In last week’s newsletter we talked about the challenges our relationships with other people often present. And about how can we make those relationships more loving. But we did not talk directly about the most important relationship of all.
What do you think is your most important relationship? I could ask that question to ten different people and get ten different answers. But I’d be willing to bet none of them would be the “right” answer.
You have probably often heard it said:
- Think only of others
- Love others unconditionally
- Put others before yourself
- Be of service to others
- Etc., etc.
Those are noble-sounding sentiments. But they will guarantee you a life of misery and joylessness.
We always teach you cannot serve another unless you first serve yourself, you cannot love another if you do not first love yourself.
If you do much commercial flying, you probably know one version of this routine: Your airline companies always tell you if cabin pressure fails and you need an oxygen mask, always attend to your need first before helping your children or others who may depend on you.
So what is “unconditional love,” this term so much used, often carelessly?
We define unconditional love as the choice to see the divinity in all beings. Or, put another way, the choice to look only for the positive in others — to look for, and focus on only the beauty, the strength, the good in those beings around you.

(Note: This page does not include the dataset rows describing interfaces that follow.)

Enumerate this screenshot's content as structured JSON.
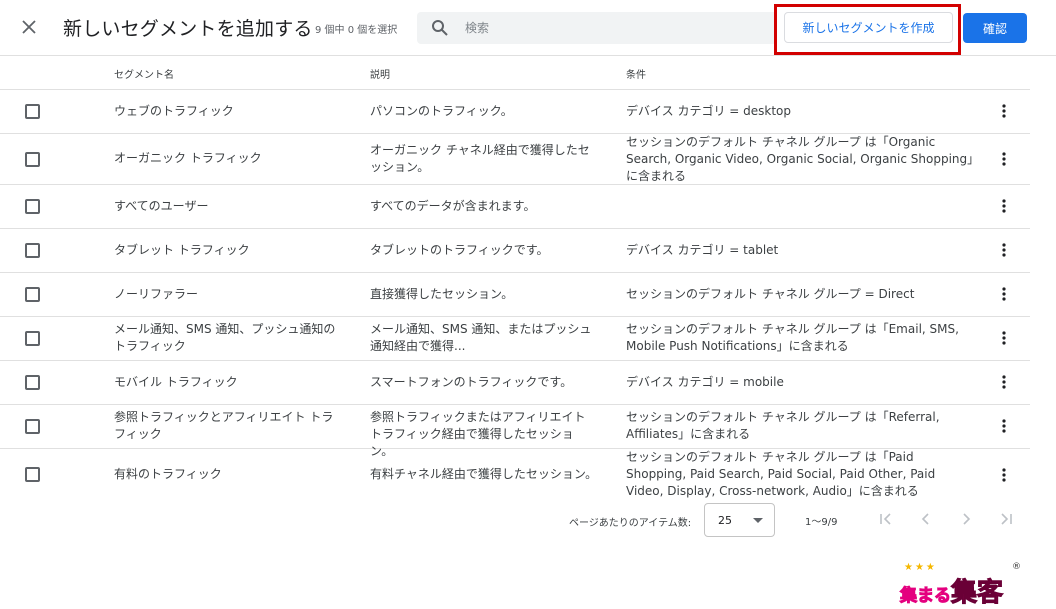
{
  "header": {
    "title": "新しいセグメントを追加する",
    "selected_count": "9 個中 0 個を選択",
    "search_placeholder": "検索",
    "new_segment_button": "新しいセグメントを作成",
    "confirm_button": "確認"
  },
  "columns": [
    "セグメント名",
    "説明",
    "条件"
  ],
  "rows": [
    {
      "name": "ウェブのトラフィック",
      "description": "パソコンのトラフィック。",
      "condition": "デバイス カテゴリ = desktop"
    },
    {
      "name": "オーガニック トラフィック",
      "description": "オーガニック チャネル経由で獲得したセッション。",
      "condition": "セッションのデフォルト チャネル グループ は「Organic Search, Organic Video, Organic Social, Organic Shopping」に含まれる"
    },
    {
      "name": "すべてのユーザー",
      "description": "すべてのデータが含まれます。",
      "condition": ""
    },
    {
      "name": "タブレット トラフィック",
      "description": "タブレットのトラフィックです。",
      "condition": "デバイス カテゴリ = tablet"
    },
    {
      "name": "ノーリファラー",
      "description": "直接獲得したセッション。",
      "condition": "セッションのデフォルト チャネル グループ = Direct"
    },
    {
      "name": "メール通知、SMS 通知、プッシュ通知のトラフィック",
      "description": "メール通知、SMS 通知、またはプッシュ通知経由で獲得...",
      "condition": "セッションのデフォルト チャネル グループ は「Email, SMS, Mobile Push Notifications」に含まれる"
    },
    {
      "name": "モバイル トラフィック",
      "description": "スマートフォンのトラフィックです。",
      "condition": "デバイス カテゴリ = mobile"
    },
    {
      "name": "参照トラフィックとアフィリエイト トラフィック",
      "description": "参照トラフィックまたはアフィリエイト トラフィック経由で獲得したセッション。",
      "condition": "セッションのデフォルト チャネル グループ は「Referral, Affiliates」に含まれる"
    },
    {
      "name": "有料のトラフィック",
      "description": "有料チャネル経由で獲得したセッション。",
      "condition": "セッションのデフォルト チャネル グループ は「Paid Shopping, Paid Search, Paid Social, Paid Other, Paid Video, Display, Cross-network, Audio」に含まれる"
    }
  ],
  "pagination": {
    "items_per_page_label": "ページあたりのアイテム数:",
    "items_per_page_value": "25",
    "range": "1〜9/9"
  },
  "watermark": {
    "text_small": "集まる",
    "text_big": "集客",
    "mark": "®"
  },
  "colors": {
    "accent": "#1a73e8",
    "highlight_border": "#d20000",
    "logo_pink": "#e4007f",
    "logo_yellow": "#ffd400"
  }
}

And to look for the beauty, the strength, the good in all of life. Or in All That Is. All That Is is our definition of God or Goddess. That definition includes all creation.

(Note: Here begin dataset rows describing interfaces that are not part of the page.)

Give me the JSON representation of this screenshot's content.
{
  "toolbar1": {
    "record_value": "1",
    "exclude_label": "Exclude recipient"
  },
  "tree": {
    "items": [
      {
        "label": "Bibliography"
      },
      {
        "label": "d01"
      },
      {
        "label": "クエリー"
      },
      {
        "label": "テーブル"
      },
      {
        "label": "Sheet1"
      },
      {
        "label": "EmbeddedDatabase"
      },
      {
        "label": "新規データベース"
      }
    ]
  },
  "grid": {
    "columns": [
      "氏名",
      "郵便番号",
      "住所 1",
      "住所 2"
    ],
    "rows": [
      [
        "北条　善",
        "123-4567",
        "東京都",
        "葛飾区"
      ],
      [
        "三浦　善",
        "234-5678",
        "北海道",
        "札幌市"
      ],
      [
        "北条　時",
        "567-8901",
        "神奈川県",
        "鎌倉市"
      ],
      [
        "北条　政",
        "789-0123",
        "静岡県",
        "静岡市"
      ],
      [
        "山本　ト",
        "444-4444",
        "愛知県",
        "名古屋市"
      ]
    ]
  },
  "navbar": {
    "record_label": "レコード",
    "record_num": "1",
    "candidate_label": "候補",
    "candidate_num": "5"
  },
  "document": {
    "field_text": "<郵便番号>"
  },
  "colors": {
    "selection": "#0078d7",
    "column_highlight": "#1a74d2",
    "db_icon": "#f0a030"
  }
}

There are “negatives” and “positives” in everything and everyone. No exceptions. While we do not define negative or positive as “good or bad,” most of your society today chooses to use such labels.
Labels are always limiting, and ultimately useless, to any who accept them unthinkingly. Once you label yourself or another, you have limited and diminished (at least in your own mind) your or their greater being, power, and divinity.
The only possible way you can ignore the divinity, the positive, in another is to ignore it in yourself. You serve absolutely no one — not any of your fellow beings, human or non-human — not the Universe — not All That Is — no one, no thing — if you do not serve yourself first.
Many of you simply do not faithfully attend to your own needs and desires. Yet if you don’t take care of yourself first, you’re not much good to anyone else.
Does that sound selfish?
Well, it is selfish. Or, better, self-ish — focusing on, and loving, yourself. Even some of your mainstream religions tell you to love God and others as you love yourself.
But that message gets muddled, and part of it gets lost, in the mass consciousness. The part that gets lost is the part about loving yourself. As if that’s some kind of horrible sin.
And that has often resulted in your belief in the value of self-sacrifice. You cannot, so this belief goes, do good (for God or for others) unless you put yourself, as it were, at the bottom of the totem pole.
That is exactly the opposite of the way it should be. You are at the top of the totem pole. You take care of yourself first.
And then, from that centered place of peace and power within yourself, you are best empowered to do the good, to do the service you are urged to do by your society, your religions, your governments, your teachers, etc.
If you are miserable in your life because of self-neglect — and all misery is rooted in self-neglect — you cannot be much good to another.
In this way of nurturing and loving yourself, you will find within you a growing sense of joy and empowerment.
When you are feeling joyful and powerful, you will not only be taking care of yourself. You will also be the best you can be for others.
We say teach your loved ones, those under your care — and most of all, yourself — only selfishness.
Make a commitment to take care of yourself. For it is only when you appreciate and adore yourself first that you are empowered to fully appreciate, adore, and unconditionally love others.
Life is supposed to be fun. It’s supposed to feel good. And the key is taking care of yourself, first and always. You are your most important relationship.